What is meant by “essential tenets”?

Within the Reformed faith, there is not a checklist of required doctrinal positions with which to agree in order to qualify as “Reformed.” There are two related reasons.

First, the Reformed faith values freedom of conscience, encouraging the people of God —as members of the priesthood of all believers—actively to discern the will of God in each new day. In this sense, every believer is charged to “figure out for him or herself what Christianity is about,” as Kathryn Tanner puts it.[1] (xiii)

Ordained persons are free to be “instructed,” “lead,” and “continually guided” by the confessions without being forced to subscribe to any precisely worded articles of faith drawn up either by the General Assembly or by a presbytery. ... Presbyteries (in the case of ministers) and church sessions (in the case of ruling elders and deacons) are free to decide for themselves what acceptable loyalty to the confessions means in their particular situation without being bound to any “checklist” prescribed by higher governing bodies of the church.[2]

Second, the Reformed faith is itself subject to revision by the living Word of God, revealed in Jesus Christ and borne witness to in the Scriptures through the testimony of the Holy Spirit.
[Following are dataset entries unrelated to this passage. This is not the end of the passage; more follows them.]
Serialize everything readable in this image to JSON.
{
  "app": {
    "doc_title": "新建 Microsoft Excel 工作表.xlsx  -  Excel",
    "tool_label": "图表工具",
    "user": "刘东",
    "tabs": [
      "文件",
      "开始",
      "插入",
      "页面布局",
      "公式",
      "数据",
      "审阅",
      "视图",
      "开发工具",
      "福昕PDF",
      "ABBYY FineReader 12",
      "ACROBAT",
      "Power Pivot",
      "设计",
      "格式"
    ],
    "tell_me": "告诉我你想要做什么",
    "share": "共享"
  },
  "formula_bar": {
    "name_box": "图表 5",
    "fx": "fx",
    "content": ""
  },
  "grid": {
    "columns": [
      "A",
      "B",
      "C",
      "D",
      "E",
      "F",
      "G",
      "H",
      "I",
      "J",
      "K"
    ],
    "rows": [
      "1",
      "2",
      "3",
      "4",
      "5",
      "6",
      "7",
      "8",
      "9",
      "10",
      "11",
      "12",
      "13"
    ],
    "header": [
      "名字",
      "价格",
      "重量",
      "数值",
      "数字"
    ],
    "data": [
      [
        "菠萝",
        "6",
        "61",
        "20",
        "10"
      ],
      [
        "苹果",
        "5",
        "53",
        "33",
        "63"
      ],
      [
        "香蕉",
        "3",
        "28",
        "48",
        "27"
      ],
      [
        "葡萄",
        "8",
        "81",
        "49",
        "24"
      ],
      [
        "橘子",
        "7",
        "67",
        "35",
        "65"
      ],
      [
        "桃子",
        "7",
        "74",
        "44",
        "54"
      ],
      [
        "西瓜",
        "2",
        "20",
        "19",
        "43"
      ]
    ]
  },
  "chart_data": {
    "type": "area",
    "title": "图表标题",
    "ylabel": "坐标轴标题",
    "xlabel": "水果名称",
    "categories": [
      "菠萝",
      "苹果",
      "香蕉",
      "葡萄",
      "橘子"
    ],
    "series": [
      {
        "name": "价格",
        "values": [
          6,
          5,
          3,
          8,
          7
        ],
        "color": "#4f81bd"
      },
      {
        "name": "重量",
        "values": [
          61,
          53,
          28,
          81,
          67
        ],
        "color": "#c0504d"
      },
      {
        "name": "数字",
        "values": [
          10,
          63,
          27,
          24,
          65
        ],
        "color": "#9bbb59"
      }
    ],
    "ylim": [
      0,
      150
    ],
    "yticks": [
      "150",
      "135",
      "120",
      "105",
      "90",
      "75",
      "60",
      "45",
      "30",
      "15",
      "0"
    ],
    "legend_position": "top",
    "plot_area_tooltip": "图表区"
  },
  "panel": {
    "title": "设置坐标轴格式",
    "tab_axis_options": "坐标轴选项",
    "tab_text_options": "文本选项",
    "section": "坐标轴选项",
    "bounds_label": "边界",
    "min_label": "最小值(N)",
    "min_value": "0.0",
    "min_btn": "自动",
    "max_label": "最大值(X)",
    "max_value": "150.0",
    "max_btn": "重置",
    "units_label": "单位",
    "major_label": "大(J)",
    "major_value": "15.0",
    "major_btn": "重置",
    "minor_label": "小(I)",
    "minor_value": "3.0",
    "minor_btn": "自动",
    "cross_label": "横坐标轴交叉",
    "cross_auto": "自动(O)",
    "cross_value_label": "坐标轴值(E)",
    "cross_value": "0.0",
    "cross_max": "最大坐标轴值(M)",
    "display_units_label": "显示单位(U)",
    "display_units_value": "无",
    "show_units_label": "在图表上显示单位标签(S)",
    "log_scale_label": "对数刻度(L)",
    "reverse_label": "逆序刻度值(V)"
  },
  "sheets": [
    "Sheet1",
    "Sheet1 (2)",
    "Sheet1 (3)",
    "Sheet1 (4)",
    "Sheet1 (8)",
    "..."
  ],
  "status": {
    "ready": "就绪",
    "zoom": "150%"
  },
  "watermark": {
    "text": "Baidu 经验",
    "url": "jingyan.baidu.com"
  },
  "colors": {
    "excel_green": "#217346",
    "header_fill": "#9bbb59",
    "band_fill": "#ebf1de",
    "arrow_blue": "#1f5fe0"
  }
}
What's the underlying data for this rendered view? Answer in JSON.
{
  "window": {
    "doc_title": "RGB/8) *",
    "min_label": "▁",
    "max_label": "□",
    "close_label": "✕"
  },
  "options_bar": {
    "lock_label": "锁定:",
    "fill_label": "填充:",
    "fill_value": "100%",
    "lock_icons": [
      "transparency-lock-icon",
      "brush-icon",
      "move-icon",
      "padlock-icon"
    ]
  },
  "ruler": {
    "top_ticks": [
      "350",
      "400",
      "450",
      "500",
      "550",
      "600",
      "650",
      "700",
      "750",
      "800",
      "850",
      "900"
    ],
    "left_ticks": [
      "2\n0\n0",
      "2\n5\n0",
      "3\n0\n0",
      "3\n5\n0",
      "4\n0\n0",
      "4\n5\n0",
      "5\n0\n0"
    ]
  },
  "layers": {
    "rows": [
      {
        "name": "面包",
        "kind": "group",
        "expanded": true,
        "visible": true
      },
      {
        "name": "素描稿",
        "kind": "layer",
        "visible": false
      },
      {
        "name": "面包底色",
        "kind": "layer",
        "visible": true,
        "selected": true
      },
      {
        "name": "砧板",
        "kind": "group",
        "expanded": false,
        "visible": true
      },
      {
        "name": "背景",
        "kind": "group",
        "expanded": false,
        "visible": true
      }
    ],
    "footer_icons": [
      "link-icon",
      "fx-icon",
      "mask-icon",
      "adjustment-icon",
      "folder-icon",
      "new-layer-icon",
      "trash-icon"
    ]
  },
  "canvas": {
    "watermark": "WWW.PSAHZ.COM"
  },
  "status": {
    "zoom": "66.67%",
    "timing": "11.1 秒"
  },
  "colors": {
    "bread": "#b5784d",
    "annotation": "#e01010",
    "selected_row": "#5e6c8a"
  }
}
The reason our Book of Confessions is open is, in part, to make corrections and additions to our understanding of what constitutes the Christian faith. Our church’s teachings about women’s ordination, for example, have changed just in the last half century.[3] Finally, to have a strict list of beliefs would be to compromise on our identity, which is founded not in doctrines but in our relationship to the living Lord.

That said, the language of “essential tenets” as used in this question reminds us that the Reformed faith has authoritative, if not rigid, doctrinal content. While considered “subordinate standards” to the Word of God revealed in Jesus Christ and written in Scripture, the confessions of the church “may not be ignored or dismissed,” according to the Book of Order [BOO] (F-2.02). Ministers of Word and Sacrament and ruling elders and deacons agree to be guided by these confessions as the church uses them to “instruct, counsel with, [and] even to discipline” them (BOO, F-2.02).

[1] Kathryn Tanner, Jesus, Humanity, and the Trinity: A Brief Systematic Theology. Minneapolis: Fortress Press, 2001, xiii.

[2] Book of Confessions: Study Edition-Revised (Louisville: Westminster John Knox Press, 2017) 448–49.

[3] The Book of Confessions, The Scots Confession (1560) argues that “the Holy Ghost” does not “permit” women to preach or baptize (3.22) while A Brief Statement of Faith (1983) holds that the Holy Spirit “calls women and men to all ministries of the Church” (11.4).